- **Task item**
Find every line in the records that holds the string "icon". Copy each one.

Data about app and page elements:
=== Begin Enclosure ===

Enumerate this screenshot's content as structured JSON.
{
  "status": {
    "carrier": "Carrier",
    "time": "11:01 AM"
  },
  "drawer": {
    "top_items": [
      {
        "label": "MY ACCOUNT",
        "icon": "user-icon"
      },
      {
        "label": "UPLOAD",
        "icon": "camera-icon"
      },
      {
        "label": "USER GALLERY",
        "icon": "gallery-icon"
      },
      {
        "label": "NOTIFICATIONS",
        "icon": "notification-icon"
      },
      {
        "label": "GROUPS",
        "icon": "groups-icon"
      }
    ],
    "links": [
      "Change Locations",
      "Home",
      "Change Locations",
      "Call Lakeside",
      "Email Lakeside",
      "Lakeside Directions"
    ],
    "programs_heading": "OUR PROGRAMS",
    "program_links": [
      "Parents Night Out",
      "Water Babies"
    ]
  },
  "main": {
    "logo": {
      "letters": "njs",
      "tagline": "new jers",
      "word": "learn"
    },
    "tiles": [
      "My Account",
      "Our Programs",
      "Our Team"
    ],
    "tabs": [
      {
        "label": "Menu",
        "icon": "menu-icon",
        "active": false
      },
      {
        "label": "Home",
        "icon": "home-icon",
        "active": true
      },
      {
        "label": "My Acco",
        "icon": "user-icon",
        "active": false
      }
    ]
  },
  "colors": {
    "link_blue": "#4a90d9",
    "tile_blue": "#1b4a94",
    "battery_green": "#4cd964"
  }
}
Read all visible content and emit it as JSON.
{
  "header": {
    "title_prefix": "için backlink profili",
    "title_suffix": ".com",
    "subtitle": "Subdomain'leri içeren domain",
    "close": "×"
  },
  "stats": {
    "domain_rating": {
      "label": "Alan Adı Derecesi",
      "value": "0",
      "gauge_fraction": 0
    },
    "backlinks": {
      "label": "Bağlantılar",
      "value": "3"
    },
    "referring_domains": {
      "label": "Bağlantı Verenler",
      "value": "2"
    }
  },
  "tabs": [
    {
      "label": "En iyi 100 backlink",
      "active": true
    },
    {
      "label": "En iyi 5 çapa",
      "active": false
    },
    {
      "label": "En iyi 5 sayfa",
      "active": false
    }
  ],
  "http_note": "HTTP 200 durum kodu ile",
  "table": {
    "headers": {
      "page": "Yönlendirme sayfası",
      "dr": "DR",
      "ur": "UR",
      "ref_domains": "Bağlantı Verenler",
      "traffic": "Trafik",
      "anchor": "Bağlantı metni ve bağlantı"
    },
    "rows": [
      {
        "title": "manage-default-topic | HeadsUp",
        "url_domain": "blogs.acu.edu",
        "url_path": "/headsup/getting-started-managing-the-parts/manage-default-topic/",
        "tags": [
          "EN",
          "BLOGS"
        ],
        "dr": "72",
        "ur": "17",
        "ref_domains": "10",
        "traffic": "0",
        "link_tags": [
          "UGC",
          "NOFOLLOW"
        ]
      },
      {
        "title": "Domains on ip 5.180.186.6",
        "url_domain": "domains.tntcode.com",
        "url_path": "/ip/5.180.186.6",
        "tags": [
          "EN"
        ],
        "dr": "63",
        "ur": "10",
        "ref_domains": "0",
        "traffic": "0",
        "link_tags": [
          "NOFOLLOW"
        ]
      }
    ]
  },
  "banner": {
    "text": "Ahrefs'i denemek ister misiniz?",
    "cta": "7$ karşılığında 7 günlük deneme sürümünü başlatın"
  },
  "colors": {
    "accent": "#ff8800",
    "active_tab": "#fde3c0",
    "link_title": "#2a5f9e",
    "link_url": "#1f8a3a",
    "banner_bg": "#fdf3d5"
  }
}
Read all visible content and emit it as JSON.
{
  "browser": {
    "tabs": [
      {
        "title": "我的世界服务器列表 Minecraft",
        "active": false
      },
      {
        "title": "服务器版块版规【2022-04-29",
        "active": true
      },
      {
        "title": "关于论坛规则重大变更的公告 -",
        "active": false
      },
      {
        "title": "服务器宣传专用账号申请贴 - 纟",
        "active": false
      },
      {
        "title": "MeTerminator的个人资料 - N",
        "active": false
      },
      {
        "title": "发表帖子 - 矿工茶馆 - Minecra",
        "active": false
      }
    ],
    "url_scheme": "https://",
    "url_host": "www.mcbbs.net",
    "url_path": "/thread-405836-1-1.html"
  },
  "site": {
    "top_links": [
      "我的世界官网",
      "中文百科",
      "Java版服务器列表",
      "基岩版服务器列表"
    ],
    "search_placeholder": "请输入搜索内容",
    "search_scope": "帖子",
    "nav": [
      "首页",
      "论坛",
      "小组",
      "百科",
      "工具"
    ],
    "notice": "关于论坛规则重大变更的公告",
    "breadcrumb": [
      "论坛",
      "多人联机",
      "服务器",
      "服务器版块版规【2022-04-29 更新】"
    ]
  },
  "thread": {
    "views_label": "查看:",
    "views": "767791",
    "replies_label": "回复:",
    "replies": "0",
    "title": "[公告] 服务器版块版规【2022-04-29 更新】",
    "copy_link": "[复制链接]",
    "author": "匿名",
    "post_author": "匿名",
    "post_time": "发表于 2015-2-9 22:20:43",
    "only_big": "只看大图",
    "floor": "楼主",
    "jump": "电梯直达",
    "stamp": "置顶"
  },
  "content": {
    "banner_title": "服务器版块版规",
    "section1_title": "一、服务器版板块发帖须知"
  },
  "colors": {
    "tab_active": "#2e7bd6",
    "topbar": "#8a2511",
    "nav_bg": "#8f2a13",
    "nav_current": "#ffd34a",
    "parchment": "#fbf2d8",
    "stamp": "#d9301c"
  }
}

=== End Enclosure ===

- **Response box**
        "icon": "user-icon"
        "icon": "camera-icon"
        "icon": "gallery-icon"
        "icon": "notification-icon"
        "icon": "groups-icon"
        "icon": "menu-icon",
        "icon": "home-icon",
        "icon": "user-icon",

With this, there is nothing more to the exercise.